• **Problem to solve**: Return every line of the entries that includes the word "text".

• **Source data**:

++++

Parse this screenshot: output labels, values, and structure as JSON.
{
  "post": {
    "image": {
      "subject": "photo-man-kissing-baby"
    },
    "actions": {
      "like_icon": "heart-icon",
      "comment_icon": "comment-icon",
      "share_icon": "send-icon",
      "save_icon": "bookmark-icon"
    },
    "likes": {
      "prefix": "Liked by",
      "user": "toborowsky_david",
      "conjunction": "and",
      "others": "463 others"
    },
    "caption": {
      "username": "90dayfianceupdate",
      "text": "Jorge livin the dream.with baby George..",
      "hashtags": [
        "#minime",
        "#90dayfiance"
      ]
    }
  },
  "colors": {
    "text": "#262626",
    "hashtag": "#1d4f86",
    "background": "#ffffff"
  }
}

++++

• **Completed task**:
      "text": "Jorge livin the dream.with baby George..",
    "text": "#262626",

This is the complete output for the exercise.